  • Change the color in the middle of the stitch. It’s not compulsory to finish a stitch before adding another color 
  • Every row will differ slightly depending on whether you’re on the right or the wrong side. Ensure you begin every row on the right side to look uniform for your final product.
  • Keep your stitches tight by pulling the background yarn gently occasionally. Avoid drawing too close because it causes your thread to scrunch.
  • Try to be creative with your project. Try a new crochet pattern, and invent a new way if possible. Flex those your pattern design skills to make a unique work of art.
  • Keep all your yarns separate to avoid tangling. You may waste some yarn if you’re able to untangle them. No one wants to lose their thread, especially if it’s an expensive yarn.

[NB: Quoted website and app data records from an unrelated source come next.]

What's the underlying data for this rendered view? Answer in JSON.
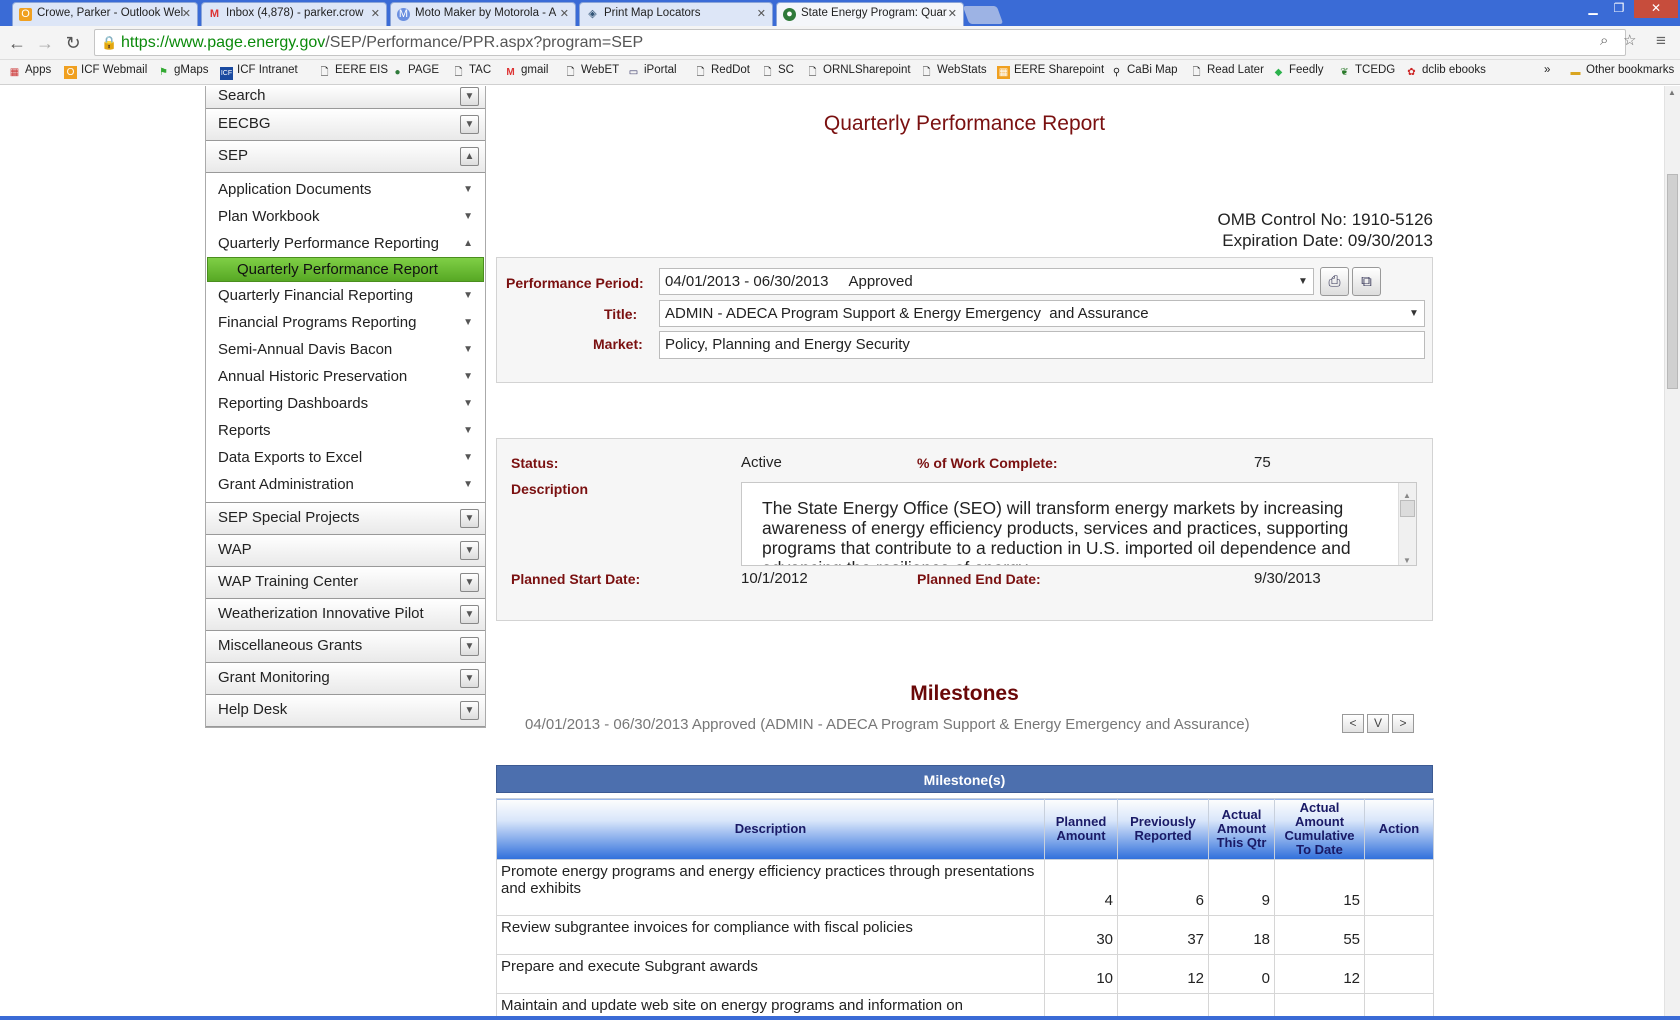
{
  "browser": {
    "tabs": [
      {
        "label": "Crowe, Parker - Outlook Wel",
        "icon": "outlook-icon"
      },
      {
        "label": "Inbox (4,878) - parker.crow",
        "icon": "gmail-icon"
      },
      {
        "label": "Moto Maker by Motorola - A",
        "icon": "motorola-icon"
      },
      {
        "label": "Print Map Locators",
        "icon": "map-icon"
      },
      {
        "label": "State Energy Program: Quar",
        "icon": "energy-icon",
        "active": true
      }
    ],
    "url_scheme": "https://",
    "url_host": "www.page.energy.gov",
    "url_path": "/SEP/Performance/PPR.aspx?program=SEP",
    "bookmarks": [
      "Apps",
      "ICF Webmail",
      "gMaps",
      "ICF Intranet",
      "EERE EIS",
      "PAGE",
      "TAC",
      "gmail",
      "WebET",
      "iPortal",
      "RedDot",
      "SC",
      "ORNLSharepoint",
      "WebStats",
      "EERE Sharepoint",
      "CaBi Map",
      "Read Later",
      "Feedly",
      "TCEDG",
      "dclib ebooks"
    ],
    "bookmarks_overflow": "»",
    "other_bookmarks": "Other bookmarks"
  },
  "sidebar": {
    "sections_top": [
      "Search",
      "EECBG",
      "SEP"
    ],
    "sep_items": [
      "Application Documents",
      "Plan Workbook",
      "Quarterly Performance Reporting",
      "Quarterly Performance Report",
      "Quarterly Financial Reporting",
      "Financial Programs Reporting",
      "Semi-Annual Davis Bacon",
      "Annual Historic Preservation",
      "Reporting Dashboards",
      "Reports",
      "Data Exports to Excel",
      "Grant Administration"
    ],
    "sections_bottom": [
      "SEP Special Projects",
      "WAP",
      "WAP Training Center",
      "Weatherization Innovative Pilot",
      "Miscellaneous Grants",
      "Grant Monitoring",
      "Help Desk"
    ]
  },
  "main": {
    "title": "Quarterly Performance Report",
    "omb_control": "OMB Control No: 1910-5126",
    "expiration": "Expiration Date: 09/30/2013",
    "filters": {
      "period_label": "Performance Period:",
      "period_value": "04/01/2013 - 06/30/2013     Approved",
      "title_label": "Title:",
      "title_value": "ADMIN - ADECA Program Support & Energy Emergency  and Assurance",
      "market_label": "Market:",
      "market_value": "Policy, Planning and Energy Security"
    },
    "details": {
      "status_label": "Status:",
      "status_value": "Active",
      "work_label": "% of Work Complete:",
      "work_value": "75",
      "desc_label": "Description",
      "desc_text": "The State Energy Office (SEO) will transform energy markets by increasing awareness of energy efficiency products, services and practices, supporting programs that contribute to a reduction in U.S. imported oil dependence and advancing the resilience of energy",
      "start_label": "Planned Start Date:",
      "start_value": "10/1/2012",
      "end_label": "Planned End Date:",
      "end_value": "9/30/2013"
    },
    "milestones": {
      "heading": "Milestones",
      "subheading": "04/01/2013 - 06/30/2013 Approved (ADMIN - ADECA Program Support & Energy Emergency and Assurance)",
      "nav": [
        "<",
        "V",
        ">"
      ],
      "table_caption": "Milestone(s)",
      "columns": [
        "Description",
        "Planned Amount",
        "Previously Reported",
        "Actual Amount This Qtr",
        "Actual Amount Cumulative To Date",
        "Action"
      ],
      "rows": [
        {
          "desc": "Promote energy programs and energy efficiency practices through presentations and exhibits",
          "planned": "4",
          "prev": "6",
          "qtr": "9",
          "cum": "15",
          "action": ""
        },
        {
          "desc": "Review subgrantee invoices for compliance with fiscal policies",
          "planned": "30",
          "prev": "37",
          "qtr": "18",
          "cum": "55",
          "action": ""
        },
        {
          "desc": "Prepare and execute Subgrant awards",
          "planned": "10",
          "prev": "12",
          "qtr": "0",
          "cum": "12",
          "action": ""
        },
        {
          "desc": "Maintain and update web site on energy programs and information on",
          "planned": "",
          "prev": "",
          "qtr": "",
          "cum": "",
          "action": ""
        }
      ]
    }
  }
}
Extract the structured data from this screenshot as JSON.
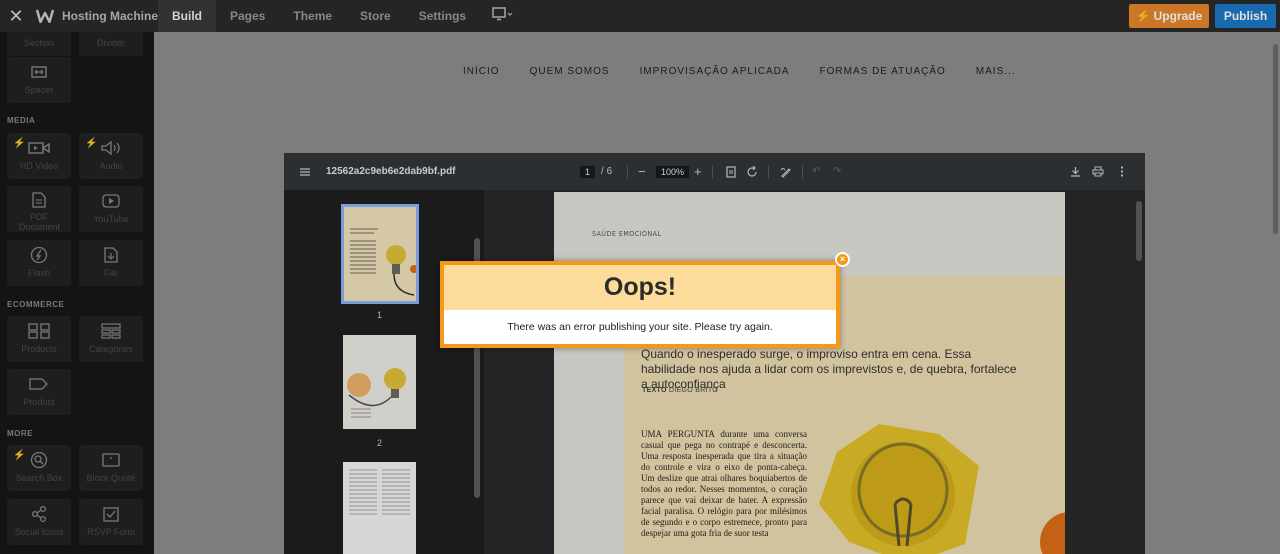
{
  "topbar": {
    "site_name": "Hosting Machine",
    "tabs": [
      "Build",
      "Pages",
      "Theme",
      "Store",
      "Settings"
    ],
    "upgrade_label": "Upgrade",
    "publish_label": "Publish",
    "colors": {
      "upgrade": "#e8882b",
      "publish": "#1d78c6"
    }
  },
  "sidebar": {
    "partial_labels": [
      "Section",
      "Divider"
    ],
    "spacer_label": "Spacer",
    "sections": {
      "media": "MEDIA",
      "ecommerce": "ECOMMERCE",
      "more": "MORE"
    },
    "media_items": [
      "HD Video",
      "Audio",
      "PDF Document",
      "YouTube",
      "Flash",
      "File"
    ],
    "ecommerce_items": [
      "Products",
      "Categories",
      "Product"
    ],
    "more_items": [
      "Search Box",
      "Block Quote",
      "Social Icons",
      "RSVP Form"
    ]
  },
  "site_nav": [
    "INÍCIO",
    "QUEM SOMOS",
    "IMPROVISAÇÃO APLICADA",
    "FORMAS DE ATUAÇÃO",
    "MAIS..."
  ],
  "pdf": {
    "filename": "12562a2c9eb6e2dab9bf.pdf",
    "current_page": "1",
    "total_pages": "/ 6",
    "zoom": "100%",
    "thumb_numbers": [
      "1",
      "2"
    ],
    "page": {
      "kicker": "SAÚDE EMOCIONAL",
      "lede": "Quando o inesperado surge, o improviso entra em cena. Essa habilidade nos ajuda a lidar com os imprevistos e, de quebra, fortalece a autoconfiança",
      "byline_label": "TEXTO",
      "byline_name": "DIEGO BRITO",
      "body": "UMA PERGUNTA durante uma conversa casual que pega no contrapé e desconcerta. Uma resposta inesperada que tira a situação do controle e vira o eixo de ponta-cabeça. Um deslize que atrai olhares boquiabertos de todos ao redor. Nesses momentos, o coração parece que vai deixar de bater. A expressão facial paralisa. O relógio para por milésimos de segundo e o corpo estremece, pronto para despejar uma gota fria de suor testa"
    }
  },
  "dialog": {
    "title": "Oops!",
    "message": "There was an error publishing your site. Please try again.",
    "close_glyph": "×",
    "colors": {
      "border": "#f39a1a",
      "header": "#fddc9b"
    }
  }
}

How To Maintain An Even Tension In Your Tapestry Crochet

A common question and struggle with knitting are how to maintain an even tension throughout the project. Some of the ways to achieve consistent pressure in your tapestry crochet are;


Practice makes perfect. Start small and learn on the job. The more method, the better you get. You’ll naturally learn to maintain an even tension throughout your work.

Avoid Pulling The Yarn Too Tight

Pulling your inactive color too tight will result in bulging. Most mistakes of drawing too close happen when turning after you’ve gotten to the end of a row. Extra caution should be taken not to overpull at the end of any row 

Use Two Strange All The Time

Although the second color comes in after knitting a few rows, carrying the inactive color from the start gives your work a beautiful, neat, uniform, and tension-free look/feel.


You don’t have to struggle to untangle your yarns all the time. Aside from discouraging you, the time used to separate could have been used to make more progress with your piece. You can prevent your thread from tangling by placing them in order that you’re using to stitch. 

If you’re using two colors, put one in front and the other at the back. If you use three threads, place one in front, the other in the middle, and the last at the back. Giving a 5 to 10-cm gap will allow room for the yarn to roll without tangling each other for successful and happy crocheting work.